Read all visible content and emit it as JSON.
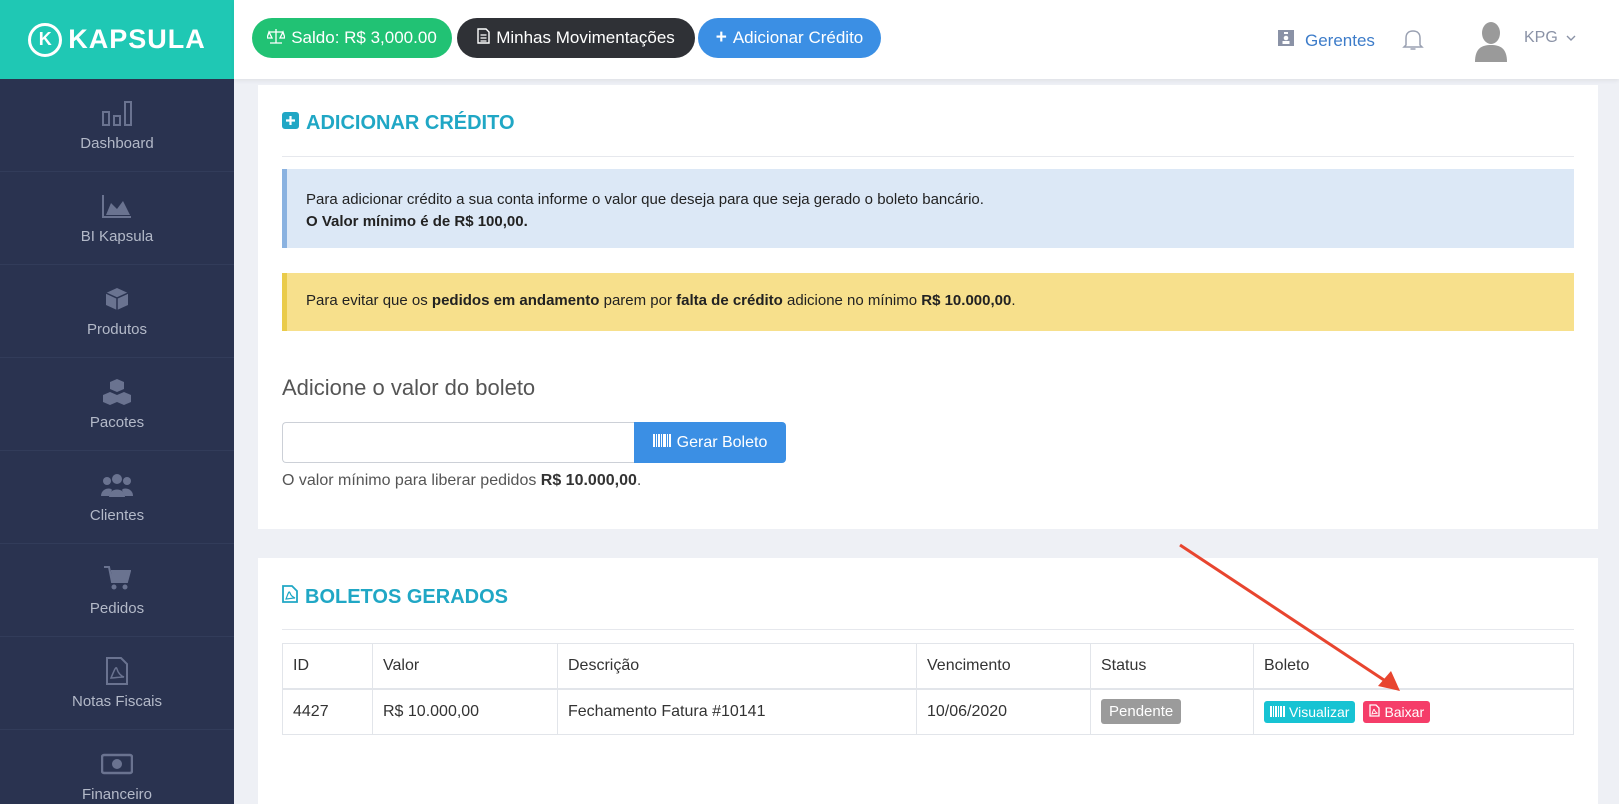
{
  "brand": {
    "name": "KAPSULA",
    "mark": "K"
  },
  "sidebar": {
    "items": [
      {
        "label": "Dashboard",
        "icon": "bar-chart-icon"
      },
      {
        "label": "BI Kapsula",
        "icon": "area-chart-icon"
      },
      {
        "label": "Produtos",
        "icon": "cube-icon"
      },
      {
        "label": "Pacotes",
        "icon": "cubes-icon"
      },
      {
        "label": "Clientes",
        "icon": "users-icon"
      },
      {
        "label": "Pedidos",
        "icon": "cart-icon"
      },
      {
        "label": "Notas Fiscais",
        "icon": "pdf-file-icon"
      },
      {
        "label": "Financeiro",
        "icon": "money-icon"
      }
    ]
  },
  "topbar": {
    "saldo_label": "Saldo: R$ 3,000.00",
    "movimentacoes_label": "Minhas Movimentações",
    "add_credit_label": "Adicionar Crédito",
    "gerentes_label": "Gerentes",
    "user_label": "KPG"
  },
  "add_credit": {
    "title": "ADICIONAR CRÉDITO",
    "info_line1": "Para adicionar crédito a sua conta informe o valor que deseja para que seja gerado o boleto bancário.",
    "info_line2": "O Valor mínimo é de R$ 100,00.",
    "warn_1": "Para evitar que os ",
    "warn_2": "pedidos em andamento",
    "warn_3": " parem por ",
    "warn_4": "falta de crédito",
    "warn_5": " adicione no mínimo ",
    "warn_6": "R$ 10.000,00",
    "warn_7": ".",
    "form_label": "Adicione o valor do boleto",
    "input_value": "",
    "button_label": "Gerar Boleto",
    "hint_1": "O valor mínimo para liberar pedidos ",
    "hint_2": "R$ 10.000,00",
    "hint_3": "."
  },
  "boletos": {
    "title": "BOLETOS GERADOS",
    "columns": [
      "ID",
      "Valor",
      "Descrição",
      "Vencimento",
      "Status",
      "Boleto"
    ],
    "rows": [
      {
        "id": "4427",
        "valor": "R$ 10.000,00",
        "descricao": "Fechamento Fatura #10141",
        "vencimento": "10/06/2020",
        "status": "Pendente",
        "visualizar": "Visualizar",
        "baixar": "Baixar"
      }
    ]
  },
  "colors": {
    "brand": "#1fc8b4",
    "sidebar": "#2a3350",
    "accent": "#20a7c5",
    "primary": "#3b8fe4",
    "success": "#21c274",
    "danger": "#f53d69",
    "annotation_arrow": "#e8452f"
  }
}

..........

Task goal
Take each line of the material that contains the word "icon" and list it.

Answer for the task
        "icon": "bar-chart-icon"
        "icon": "area-chart-icon"
        "icon": "cube-icon"
        "icon": "cubes-icon"
        "icon": "users-icon"
        "icon": "cart-icon"
        "icon": "pdf-file-icon"
        "icon": "money-icon"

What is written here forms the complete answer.